Rooney’s offence is to use language that you would hear in any football match at any level on any given Saturday, but critically, he used it to an idiot cameraman and the audio picked up his angry comments.  This is where the duplicity of the media comes in – broadcasters like Sky want more and more access to Premier League football; they’d be interviewing players in the shower after games if they could get away with it.  They want it – warts and all – until one of the warts turns foul-mouthed on them one sunny Saturday lunchtime, at which point they suddenly made a dash for the moral high ground and tried to distance themselves from Wayne’s World and its Four-Letter Tirades.  Can’t have it both ways, guys….

However, the real issue  here is the moral redundancy of the (sweet) F. A., who, having already staggered us with their incompetence, now add venality and a strong whiff of anti-United bias to their portfolio.  The forthcoming F.A. Cup semi-finals are a typical, farcical example of how little these be-suited toadies consider the welfare of the ordinary football fan. 

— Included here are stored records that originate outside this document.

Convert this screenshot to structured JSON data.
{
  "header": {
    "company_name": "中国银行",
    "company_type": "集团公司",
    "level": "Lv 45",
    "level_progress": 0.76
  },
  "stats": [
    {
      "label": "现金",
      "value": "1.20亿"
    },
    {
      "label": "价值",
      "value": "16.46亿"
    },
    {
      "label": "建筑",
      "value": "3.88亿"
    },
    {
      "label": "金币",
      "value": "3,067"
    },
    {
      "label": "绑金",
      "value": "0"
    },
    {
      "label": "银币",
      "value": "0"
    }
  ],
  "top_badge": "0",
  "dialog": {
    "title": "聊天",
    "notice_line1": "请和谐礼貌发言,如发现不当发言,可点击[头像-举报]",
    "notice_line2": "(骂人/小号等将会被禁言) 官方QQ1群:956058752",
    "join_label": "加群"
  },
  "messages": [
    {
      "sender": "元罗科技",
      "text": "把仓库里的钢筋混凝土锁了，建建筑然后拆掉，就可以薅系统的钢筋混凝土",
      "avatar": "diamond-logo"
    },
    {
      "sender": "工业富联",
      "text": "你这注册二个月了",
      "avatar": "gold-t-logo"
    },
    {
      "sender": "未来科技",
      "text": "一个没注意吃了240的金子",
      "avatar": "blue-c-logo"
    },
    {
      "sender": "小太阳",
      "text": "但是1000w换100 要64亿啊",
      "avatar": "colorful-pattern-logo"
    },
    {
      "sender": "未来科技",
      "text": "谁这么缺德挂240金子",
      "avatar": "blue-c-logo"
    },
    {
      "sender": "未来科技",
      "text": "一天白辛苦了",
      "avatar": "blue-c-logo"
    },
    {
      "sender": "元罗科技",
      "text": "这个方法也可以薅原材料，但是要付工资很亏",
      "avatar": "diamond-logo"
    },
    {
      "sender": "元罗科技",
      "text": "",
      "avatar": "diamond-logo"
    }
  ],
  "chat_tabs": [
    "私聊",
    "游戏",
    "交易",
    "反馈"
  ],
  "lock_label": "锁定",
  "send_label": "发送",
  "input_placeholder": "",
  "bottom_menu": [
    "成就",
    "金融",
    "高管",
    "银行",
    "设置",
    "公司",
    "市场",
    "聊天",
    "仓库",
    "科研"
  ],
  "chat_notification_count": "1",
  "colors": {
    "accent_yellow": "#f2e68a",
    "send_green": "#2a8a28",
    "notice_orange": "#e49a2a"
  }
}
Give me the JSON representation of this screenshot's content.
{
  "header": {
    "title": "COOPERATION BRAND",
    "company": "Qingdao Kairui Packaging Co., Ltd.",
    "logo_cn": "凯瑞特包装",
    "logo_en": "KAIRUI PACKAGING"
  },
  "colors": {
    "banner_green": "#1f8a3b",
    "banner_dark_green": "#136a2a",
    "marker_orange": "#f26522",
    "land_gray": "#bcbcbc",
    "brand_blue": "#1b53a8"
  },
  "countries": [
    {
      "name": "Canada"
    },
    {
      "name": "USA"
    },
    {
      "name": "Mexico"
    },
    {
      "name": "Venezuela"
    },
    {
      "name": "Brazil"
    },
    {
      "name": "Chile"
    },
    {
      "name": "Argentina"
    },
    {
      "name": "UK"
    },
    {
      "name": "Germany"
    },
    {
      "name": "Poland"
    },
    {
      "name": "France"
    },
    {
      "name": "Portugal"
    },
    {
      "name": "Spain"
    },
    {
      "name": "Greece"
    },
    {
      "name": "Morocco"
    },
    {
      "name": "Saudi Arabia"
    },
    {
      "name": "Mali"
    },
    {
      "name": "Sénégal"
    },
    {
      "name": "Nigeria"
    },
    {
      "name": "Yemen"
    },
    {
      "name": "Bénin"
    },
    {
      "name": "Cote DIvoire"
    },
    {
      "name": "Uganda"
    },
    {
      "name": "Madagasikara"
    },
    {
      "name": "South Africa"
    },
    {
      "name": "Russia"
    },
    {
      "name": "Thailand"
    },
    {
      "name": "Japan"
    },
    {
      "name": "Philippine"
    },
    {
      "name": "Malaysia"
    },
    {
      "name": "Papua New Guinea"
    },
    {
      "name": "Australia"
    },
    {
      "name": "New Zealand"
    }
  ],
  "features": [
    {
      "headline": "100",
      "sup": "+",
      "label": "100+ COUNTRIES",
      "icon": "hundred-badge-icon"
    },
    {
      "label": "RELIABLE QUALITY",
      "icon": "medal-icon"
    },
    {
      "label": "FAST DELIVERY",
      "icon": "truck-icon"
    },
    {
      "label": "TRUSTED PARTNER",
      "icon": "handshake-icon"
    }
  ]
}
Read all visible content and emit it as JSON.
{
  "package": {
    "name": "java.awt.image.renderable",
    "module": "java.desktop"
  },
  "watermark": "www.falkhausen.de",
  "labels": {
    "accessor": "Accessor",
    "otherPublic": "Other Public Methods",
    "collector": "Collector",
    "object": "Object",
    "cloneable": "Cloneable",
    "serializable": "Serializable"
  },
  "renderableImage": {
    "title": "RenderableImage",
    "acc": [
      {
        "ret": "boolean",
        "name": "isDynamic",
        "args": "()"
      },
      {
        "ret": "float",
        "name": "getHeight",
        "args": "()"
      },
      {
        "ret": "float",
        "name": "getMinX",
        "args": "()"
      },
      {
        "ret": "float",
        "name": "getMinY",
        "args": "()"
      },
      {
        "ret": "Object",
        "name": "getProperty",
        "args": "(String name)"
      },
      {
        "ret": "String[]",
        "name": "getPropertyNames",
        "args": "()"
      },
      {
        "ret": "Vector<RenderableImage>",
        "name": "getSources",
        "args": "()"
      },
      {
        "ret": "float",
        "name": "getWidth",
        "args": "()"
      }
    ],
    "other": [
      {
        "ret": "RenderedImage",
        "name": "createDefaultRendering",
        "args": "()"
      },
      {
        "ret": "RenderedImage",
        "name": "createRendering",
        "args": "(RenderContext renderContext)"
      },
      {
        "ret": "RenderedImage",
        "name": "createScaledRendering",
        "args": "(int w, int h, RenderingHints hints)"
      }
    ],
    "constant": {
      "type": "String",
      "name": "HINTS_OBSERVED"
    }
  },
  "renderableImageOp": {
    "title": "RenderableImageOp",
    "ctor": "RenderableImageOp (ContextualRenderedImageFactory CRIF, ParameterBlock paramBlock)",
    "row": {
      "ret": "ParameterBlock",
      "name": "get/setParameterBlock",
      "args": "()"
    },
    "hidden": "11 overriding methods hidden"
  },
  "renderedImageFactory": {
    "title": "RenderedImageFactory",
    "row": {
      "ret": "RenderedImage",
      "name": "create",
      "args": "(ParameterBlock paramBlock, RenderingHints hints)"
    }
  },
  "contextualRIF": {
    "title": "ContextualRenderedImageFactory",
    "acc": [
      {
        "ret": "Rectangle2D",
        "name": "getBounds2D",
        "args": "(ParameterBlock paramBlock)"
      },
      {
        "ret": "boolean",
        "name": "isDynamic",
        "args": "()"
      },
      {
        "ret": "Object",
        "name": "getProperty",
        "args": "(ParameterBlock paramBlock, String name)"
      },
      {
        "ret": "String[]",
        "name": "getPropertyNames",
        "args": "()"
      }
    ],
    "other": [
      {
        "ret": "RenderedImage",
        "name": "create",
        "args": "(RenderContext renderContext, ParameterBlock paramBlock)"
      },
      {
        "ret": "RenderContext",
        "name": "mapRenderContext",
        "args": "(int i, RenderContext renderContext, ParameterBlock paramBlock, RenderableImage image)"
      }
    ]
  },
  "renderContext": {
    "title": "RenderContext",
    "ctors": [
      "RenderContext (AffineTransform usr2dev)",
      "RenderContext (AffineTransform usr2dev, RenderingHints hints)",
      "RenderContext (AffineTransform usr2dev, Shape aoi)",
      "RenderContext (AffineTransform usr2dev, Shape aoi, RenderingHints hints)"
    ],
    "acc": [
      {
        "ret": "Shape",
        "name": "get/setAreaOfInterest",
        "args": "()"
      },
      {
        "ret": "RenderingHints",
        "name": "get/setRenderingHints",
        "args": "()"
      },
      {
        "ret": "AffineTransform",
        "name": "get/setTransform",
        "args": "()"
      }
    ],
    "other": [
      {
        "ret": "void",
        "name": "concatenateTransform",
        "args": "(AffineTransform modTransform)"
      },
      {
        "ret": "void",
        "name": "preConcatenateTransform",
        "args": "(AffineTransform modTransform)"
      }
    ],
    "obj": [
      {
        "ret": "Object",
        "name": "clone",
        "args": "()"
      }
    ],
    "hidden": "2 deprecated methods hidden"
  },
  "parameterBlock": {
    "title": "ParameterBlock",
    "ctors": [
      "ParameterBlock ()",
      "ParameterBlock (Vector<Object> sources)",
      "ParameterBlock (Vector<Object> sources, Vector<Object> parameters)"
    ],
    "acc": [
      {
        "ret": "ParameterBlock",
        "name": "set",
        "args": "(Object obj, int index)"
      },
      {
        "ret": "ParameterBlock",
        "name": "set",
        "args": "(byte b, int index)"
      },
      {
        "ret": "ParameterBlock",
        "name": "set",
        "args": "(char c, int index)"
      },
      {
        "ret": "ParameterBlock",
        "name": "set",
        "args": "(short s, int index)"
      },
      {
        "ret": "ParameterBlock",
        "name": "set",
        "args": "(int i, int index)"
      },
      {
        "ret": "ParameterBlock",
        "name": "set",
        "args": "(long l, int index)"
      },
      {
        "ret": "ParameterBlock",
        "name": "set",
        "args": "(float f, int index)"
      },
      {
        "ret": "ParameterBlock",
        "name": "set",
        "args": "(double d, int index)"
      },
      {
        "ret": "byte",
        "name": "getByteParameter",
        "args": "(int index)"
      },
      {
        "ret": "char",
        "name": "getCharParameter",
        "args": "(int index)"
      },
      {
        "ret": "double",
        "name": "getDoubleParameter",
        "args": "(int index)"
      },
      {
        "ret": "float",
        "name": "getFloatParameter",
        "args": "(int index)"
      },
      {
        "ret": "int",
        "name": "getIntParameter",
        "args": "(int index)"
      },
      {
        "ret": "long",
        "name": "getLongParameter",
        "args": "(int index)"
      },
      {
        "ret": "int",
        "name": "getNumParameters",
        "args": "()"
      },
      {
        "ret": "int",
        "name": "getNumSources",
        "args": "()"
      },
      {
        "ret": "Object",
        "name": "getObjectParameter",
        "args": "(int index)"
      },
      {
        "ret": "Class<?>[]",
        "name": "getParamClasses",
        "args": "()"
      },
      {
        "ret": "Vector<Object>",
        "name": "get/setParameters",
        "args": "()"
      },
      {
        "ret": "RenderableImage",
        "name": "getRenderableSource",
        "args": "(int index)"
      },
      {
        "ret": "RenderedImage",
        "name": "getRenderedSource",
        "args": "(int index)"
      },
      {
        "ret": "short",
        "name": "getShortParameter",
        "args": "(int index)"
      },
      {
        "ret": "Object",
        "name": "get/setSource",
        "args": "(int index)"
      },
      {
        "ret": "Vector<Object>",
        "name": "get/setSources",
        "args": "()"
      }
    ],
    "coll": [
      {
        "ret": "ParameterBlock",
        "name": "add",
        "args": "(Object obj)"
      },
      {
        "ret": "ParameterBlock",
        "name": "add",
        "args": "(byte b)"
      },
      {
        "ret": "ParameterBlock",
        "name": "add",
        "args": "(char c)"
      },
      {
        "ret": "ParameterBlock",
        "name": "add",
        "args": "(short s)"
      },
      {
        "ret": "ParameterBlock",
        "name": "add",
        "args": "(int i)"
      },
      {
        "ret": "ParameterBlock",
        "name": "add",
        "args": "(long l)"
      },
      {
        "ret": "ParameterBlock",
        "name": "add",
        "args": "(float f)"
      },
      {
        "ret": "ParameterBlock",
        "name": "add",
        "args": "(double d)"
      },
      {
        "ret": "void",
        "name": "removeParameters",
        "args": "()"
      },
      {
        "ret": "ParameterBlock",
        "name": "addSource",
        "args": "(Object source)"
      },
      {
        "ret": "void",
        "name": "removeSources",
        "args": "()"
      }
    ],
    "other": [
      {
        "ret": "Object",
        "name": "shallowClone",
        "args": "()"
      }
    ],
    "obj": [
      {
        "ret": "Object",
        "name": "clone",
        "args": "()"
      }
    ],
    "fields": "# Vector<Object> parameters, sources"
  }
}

Consider the situation; on the weekend of the semi-finals, you also have the Dippers in town to play Arsenal at the Emirates and the London Marathon.  You have four teams from the North Midlands (Stoke) or Northwest (United, City, Bolton) forced to travel down to the dubious delights of northwest London to play these games, costing supporters god-knows-what for the tickets, their transport and no doubt a king’s ransom for Wembley’s overpriced refreshments. 

The policing bills for this weekend of fun and frolics will be enormous, especially when you consider that Stoke & Bolton fans on one day and City and United fans on the other day are going to be using the same stations and transport links.  After each game, you will have one set of very happy fans travelling home alongside another set of very unhappy fans.  The potential for major confrontations is unprecedented and when it happens, the politicians and journalists will wring their hands and lament the declining standards of our society.  Yet, with a little more consideration for the needs of the average fan,  all of this could have been avoided.  Old Trafford lies more or less equidistant from Bolton and Stoke, so that semi-final should have been played there, or at Eastlands.  Policing United & City fans was always going to be a problem, so  the potential for trouble  should have been minimised by keeping the travel time to and from the game as short as possible.  In other words, it should have been played at Anfield.

However, as any fule kno, all match-going football supporters are being made to suffer with idiotic arrangements like this well into the future, with inflated ticket prices and all the grisly overblown hype of ‘The Wembley Experience’ in order to bail out the incompetents of the F.A. who frittered away fortunes in the building of this soulless and frankly unremarkable arena .  Originally estimated at £245 million, the final bill was somewhere between £750 milion and £ 1 billion.  It even cost the F.A. £17 million to relocate to Wembley from their old gaff at Soho Square!  They must have hired a fleet of gold-plated helicopters to do it….

As for Wayne Rooney, I hope that he is giving serious consideration to the idea of declining to play football for Ing-er-land until further notice.  His initial behaviour was unacceptable, but he issued a prompt apology, yet his punishment is out of all proportion to his offence.  He’s been made a scapegoat because of who  he is and the club he plays for – and that, frankly is a disgrace.  The fact that the organisation imposing this ban is bereft of any credibility just makes the whole situation even more farcical.

Advertisements

Leave a Reply

Fill in your details below or click an icon to log in:

WordPress.com Logo

You are commenting using your WordPress.com account. Log Out / Change )

Twitter picture

You are commenting using your Twitter account. Log Out / Change )

Facebook photo

You are commenting using your Facebook account. Log Out / Change )

Google+ photo

You are commenting using your Google+ account. Log Out / Change )

Connecting to %s